Occasionally, I have to capitulate that a game is too smart for me. Rehtona is one of those games that has crushed my intellect and made my brain hurt. I guess I’m just not smart enough to solve these wonderfully-designed box puzzles. Don’t let the cutesy, ultra-detailed, anime-style pixel art give you the wrong impression — it is basically as tough as it gets.
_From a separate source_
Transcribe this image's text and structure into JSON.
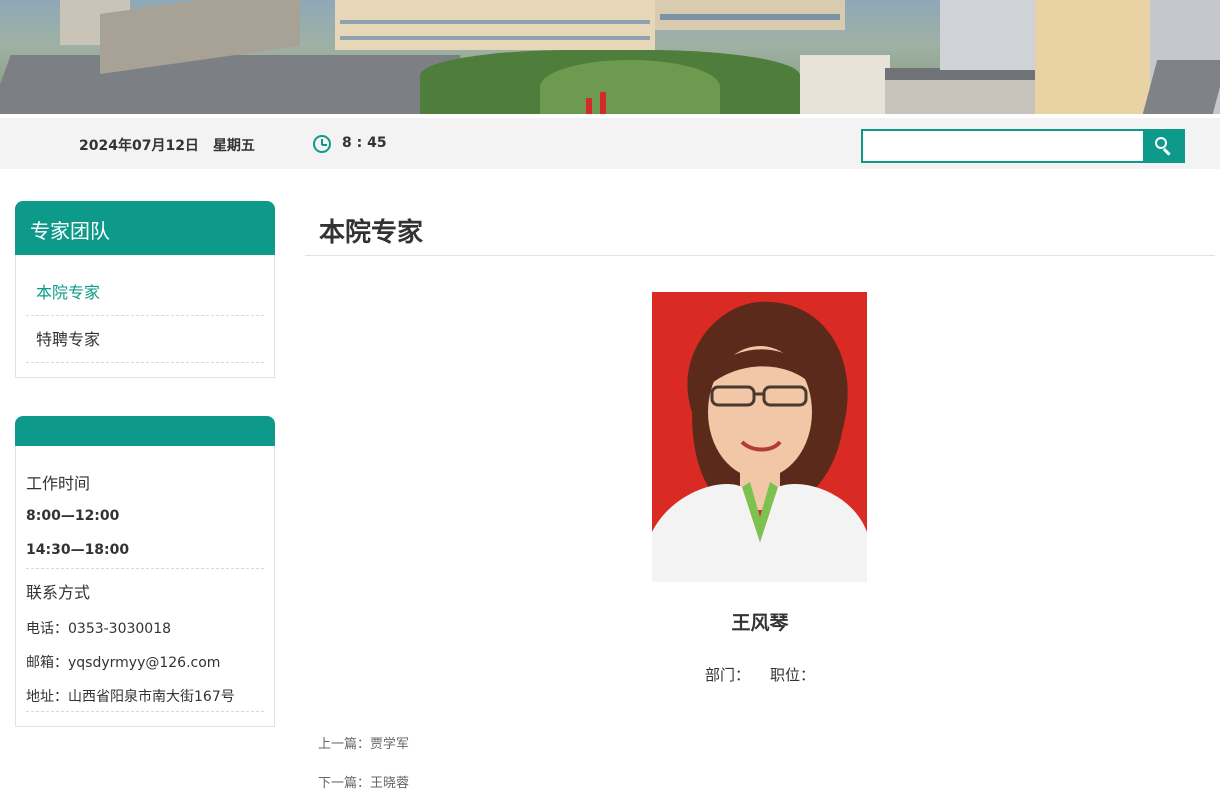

As you progress through the Tutorial levels, you’ll be introduced to the basic mechanics of the game. You push boxes into certain places, grab a key, and then enter the “alternate reality” of the level. You only ever see half of the puzzle at one time, so you’ll have to plan ahead to complete the puzzle backwards with a new layout. In the “light world” certain blocks will be activated/deactivated, with the same going for the “dark world.” This forces you to be dynamic with your puzzle-solving skills, because what you might think is the right way initially could end up being the wrong way. The way the levels are laid out there could even be different ways to solve the puzzle. A very convenient quality of life addition is the ability to quickly restart the level or “rewind” your last actions in case you messed up — both by simply pressing a button instead of menu-hunting. By far, the strongest aspect of Rehtona is its puzzle design, with it being difficult enough to make you constantly think “outside” of the box. New mechanics are also introduced as you progress.
The story is pretty intriguing for this genre, though it is light on the details. Rehtona is the titular character (which is backwards for “Another”) who has very strong hair-arm-tentacle-things. She has arms like a normal human, but her long, strong, hair does all of the work of pushing boxes and the like. One day she is going into town for a festival or something, and then all of a sudden everything gets swallowed up into an alternate reality. It’s up to her to figure out why it’s happening, and to do that she has to solve these box puzzles that I guess someone left laying around.
The game is segmented into five different areas, each with a “picture puzzle” to complete. You ultimately collect a piece of this picture puzzle before continuing to the next level. Between each set of levels, an additional story interlude plays and you learn more about what’s going on. It is all fairly mysterious and compliments the ultra-detailed art style quite well. There are 32 levels in all.
The only bad thing about the game is the sound effects and music. The sound effects feel like they are much louder than they should be, but there is no volume slider specifically for them. They can either be on or off, so off they go. The music is also repetitive and feels like it is only one song over and over. So, that went off too and I started listening to early 2000’s Eurodance instead. I was constantly sitting and just starting at the puzzles, not able to solve them, so you need something to keep you going. Also, playing this at 10 PM at night after a long day at work is probably not the best idea. The few times I tried doing that, I think my brain short-circuited and shut off as I would just fall asleep from all of my brain power being used up.
If you’re looking for a challenge and a game that proves its value, Rehtona is a good choice for a few hours. I got to the third area and was already at 4 hours played; there is probably a good 10+ hours of game time here and the puzzles, I’m sure, only get harder as you go along. Rehtona is available on Steam now.